◆ Exercise prompt ◆
When you find the word "rotate" in a line of the entries, please copy the whole line.

◆ Exercise data ◆
━━━━━━━━━━━━━━━━━━━━

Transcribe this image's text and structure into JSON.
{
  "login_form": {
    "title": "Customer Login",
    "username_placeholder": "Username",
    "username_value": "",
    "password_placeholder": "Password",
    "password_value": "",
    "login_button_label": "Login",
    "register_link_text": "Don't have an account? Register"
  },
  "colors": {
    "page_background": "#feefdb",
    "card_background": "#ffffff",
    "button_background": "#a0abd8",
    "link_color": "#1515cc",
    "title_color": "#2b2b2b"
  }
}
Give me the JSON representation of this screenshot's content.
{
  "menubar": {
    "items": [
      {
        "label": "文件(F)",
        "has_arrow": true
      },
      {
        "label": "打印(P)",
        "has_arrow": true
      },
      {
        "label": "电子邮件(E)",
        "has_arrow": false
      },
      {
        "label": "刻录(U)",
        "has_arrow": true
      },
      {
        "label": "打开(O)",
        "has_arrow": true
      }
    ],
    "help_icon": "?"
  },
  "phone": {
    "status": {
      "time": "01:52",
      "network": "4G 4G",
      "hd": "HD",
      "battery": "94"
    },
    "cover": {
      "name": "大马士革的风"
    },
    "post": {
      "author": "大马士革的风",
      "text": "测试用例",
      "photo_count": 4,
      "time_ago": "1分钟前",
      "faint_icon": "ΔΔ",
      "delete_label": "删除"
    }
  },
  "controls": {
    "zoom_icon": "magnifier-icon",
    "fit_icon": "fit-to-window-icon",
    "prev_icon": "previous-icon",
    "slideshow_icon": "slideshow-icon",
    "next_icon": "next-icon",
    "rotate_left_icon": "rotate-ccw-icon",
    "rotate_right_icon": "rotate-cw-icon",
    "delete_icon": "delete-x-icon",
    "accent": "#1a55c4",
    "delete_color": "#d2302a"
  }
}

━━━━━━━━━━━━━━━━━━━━

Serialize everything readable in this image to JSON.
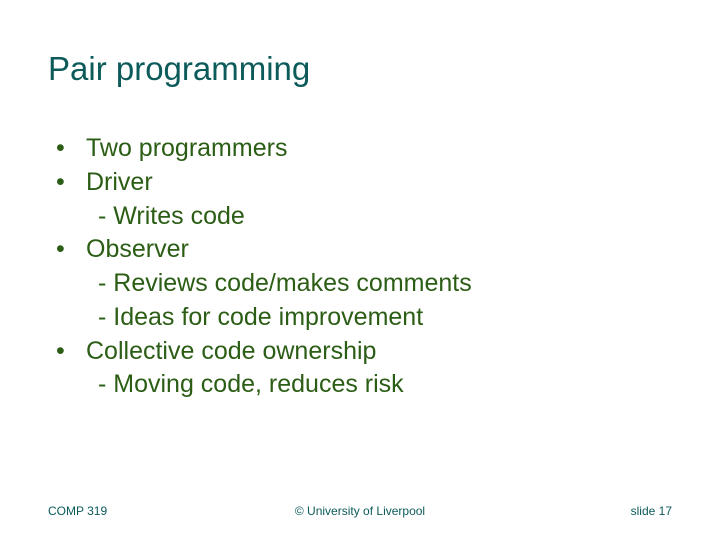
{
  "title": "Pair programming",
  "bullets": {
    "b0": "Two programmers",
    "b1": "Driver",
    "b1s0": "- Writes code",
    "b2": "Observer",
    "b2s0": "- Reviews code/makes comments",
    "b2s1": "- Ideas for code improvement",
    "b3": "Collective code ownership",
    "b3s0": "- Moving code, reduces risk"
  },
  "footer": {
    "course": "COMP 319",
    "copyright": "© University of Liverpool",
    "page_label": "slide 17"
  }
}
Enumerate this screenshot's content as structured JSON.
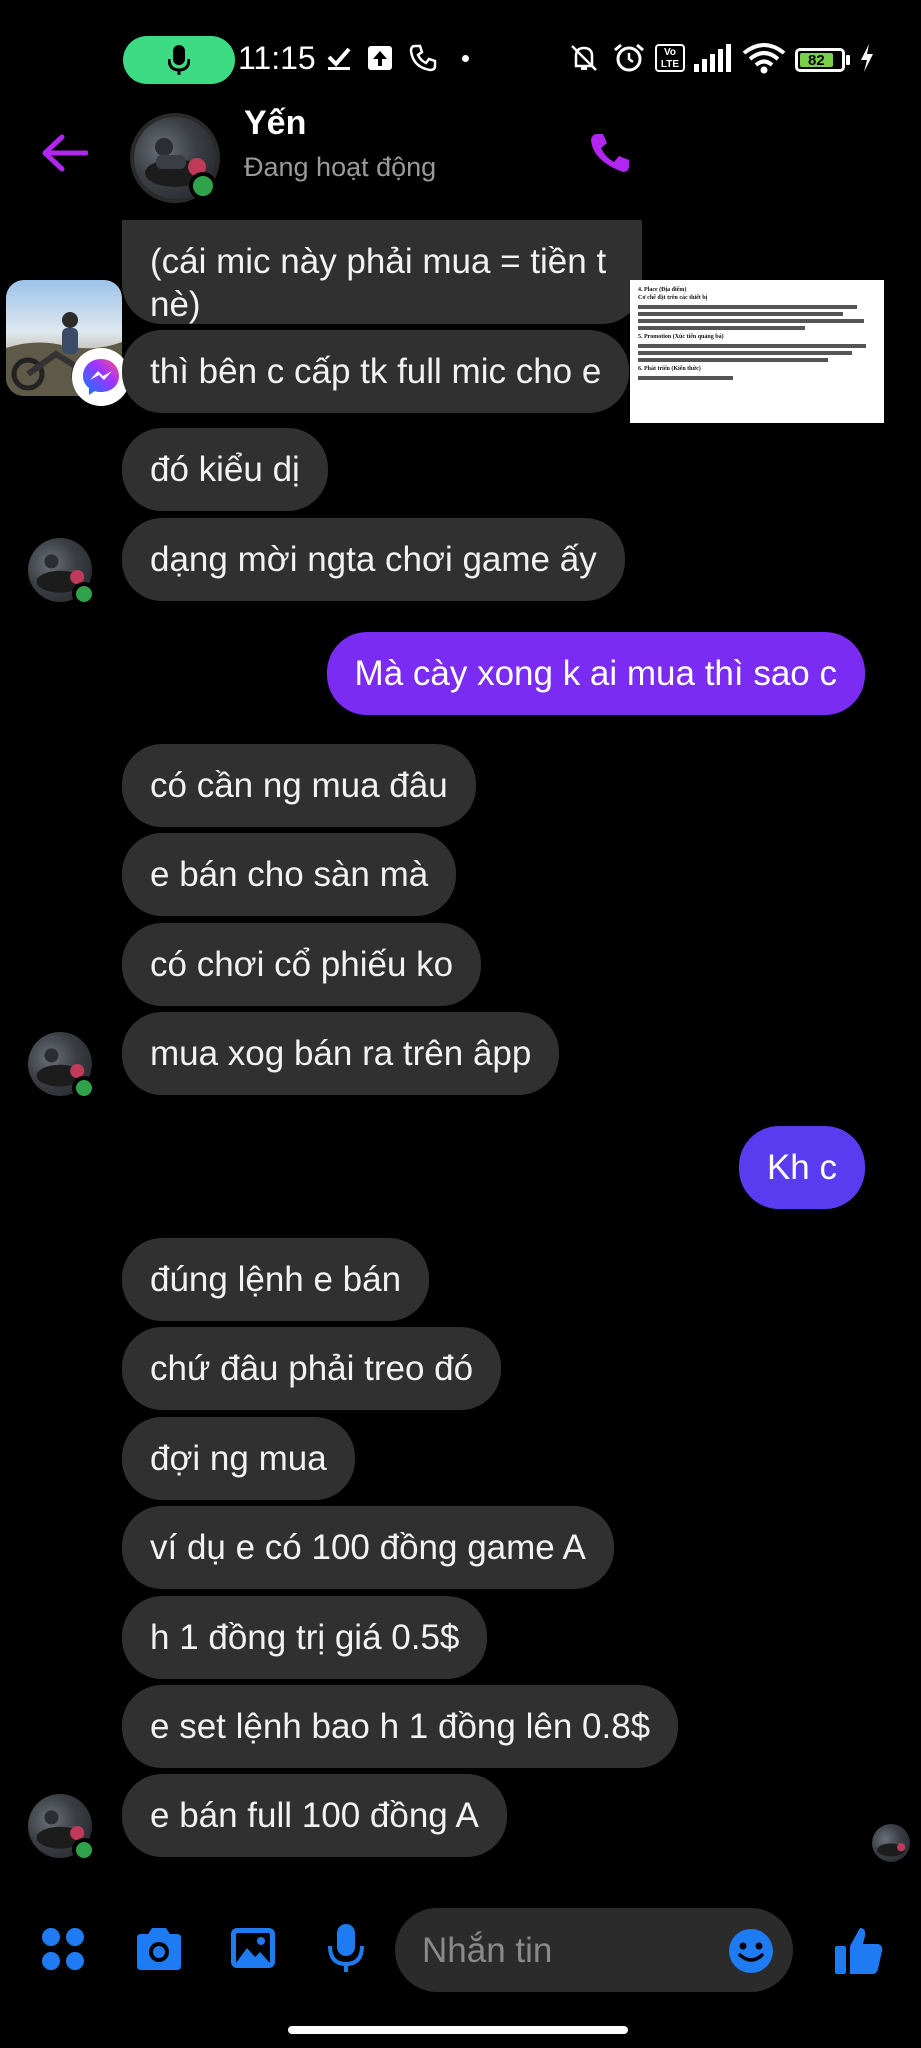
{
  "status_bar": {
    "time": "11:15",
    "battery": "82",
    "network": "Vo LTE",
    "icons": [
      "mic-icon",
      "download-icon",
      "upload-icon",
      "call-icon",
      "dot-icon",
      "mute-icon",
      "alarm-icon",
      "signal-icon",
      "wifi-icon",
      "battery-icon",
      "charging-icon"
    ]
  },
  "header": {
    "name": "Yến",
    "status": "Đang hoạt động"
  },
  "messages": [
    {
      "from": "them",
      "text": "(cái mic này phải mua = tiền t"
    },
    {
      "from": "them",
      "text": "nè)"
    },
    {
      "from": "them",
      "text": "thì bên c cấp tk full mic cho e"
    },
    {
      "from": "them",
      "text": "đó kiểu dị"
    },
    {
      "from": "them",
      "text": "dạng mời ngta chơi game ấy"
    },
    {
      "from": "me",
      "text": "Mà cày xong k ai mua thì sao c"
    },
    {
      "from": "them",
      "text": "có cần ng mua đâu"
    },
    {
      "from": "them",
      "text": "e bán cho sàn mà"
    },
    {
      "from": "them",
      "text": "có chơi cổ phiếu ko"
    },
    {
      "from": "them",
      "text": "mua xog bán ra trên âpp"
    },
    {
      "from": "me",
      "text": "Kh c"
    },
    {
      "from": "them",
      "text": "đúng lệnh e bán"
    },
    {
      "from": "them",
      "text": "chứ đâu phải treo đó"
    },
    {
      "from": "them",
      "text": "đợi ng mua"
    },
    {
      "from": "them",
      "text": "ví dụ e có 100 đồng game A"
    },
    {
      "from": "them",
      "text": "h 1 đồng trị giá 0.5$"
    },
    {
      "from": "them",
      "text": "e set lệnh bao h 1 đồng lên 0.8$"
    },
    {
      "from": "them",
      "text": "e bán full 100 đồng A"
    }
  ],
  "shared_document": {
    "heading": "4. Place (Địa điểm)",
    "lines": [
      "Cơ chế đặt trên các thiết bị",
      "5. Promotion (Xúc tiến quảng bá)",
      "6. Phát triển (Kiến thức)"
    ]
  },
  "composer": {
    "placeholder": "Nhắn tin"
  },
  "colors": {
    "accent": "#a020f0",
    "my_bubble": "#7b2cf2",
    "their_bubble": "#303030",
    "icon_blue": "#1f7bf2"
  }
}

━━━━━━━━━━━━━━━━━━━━

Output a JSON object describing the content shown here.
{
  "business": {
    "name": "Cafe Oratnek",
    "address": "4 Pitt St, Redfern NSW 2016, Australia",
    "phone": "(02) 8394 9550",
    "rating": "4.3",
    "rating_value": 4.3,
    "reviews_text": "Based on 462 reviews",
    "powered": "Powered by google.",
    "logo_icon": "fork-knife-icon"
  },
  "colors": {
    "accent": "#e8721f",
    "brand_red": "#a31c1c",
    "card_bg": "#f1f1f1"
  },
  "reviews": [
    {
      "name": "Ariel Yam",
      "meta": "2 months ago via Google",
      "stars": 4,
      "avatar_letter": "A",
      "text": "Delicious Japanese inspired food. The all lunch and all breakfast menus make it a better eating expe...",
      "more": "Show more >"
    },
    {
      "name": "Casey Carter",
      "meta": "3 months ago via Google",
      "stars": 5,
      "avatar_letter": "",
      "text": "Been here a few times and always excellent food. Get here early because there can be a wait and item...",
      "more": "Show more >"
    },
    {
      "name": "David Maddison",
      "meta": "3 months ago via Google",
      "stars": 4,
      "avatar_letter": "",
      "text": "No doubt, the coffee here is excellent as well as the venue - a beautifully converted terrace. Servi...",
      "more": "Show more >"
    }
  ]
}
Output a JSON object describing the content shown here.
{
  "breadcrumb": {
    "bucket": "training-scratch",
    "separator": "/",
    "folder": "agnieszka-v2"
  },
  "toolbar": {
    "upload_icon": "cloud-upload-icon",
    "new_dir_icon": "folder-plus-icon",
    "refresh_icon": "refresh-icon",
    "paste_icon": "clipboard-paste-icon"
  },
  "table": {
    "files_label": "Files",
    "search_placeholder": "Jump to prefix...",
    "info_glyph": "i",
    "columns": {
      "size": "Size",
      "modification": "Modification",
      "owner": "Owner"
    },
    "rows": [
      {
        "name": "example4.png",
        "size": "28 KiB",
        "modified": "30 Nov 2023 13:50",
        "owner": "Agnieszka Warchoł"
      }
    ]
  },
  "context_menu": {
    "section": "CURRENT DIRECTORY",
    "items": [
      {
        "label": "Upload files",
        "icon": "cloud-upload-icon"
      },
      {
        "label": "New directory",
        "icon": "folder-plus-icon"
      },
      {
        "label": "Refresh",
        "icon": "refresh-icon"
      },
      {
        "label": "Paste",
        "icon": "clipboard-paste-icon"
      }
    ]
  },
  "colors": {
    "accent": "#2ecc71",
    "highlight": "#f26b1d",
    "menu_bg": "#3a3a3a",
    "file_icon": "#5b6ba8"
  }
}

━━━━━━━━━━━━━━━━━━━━

◆ Result for this task ◆
    "rotate_left_icon": "rotate-ccw-icon",
    "rotate_right_icon": "rotate-cw-icon",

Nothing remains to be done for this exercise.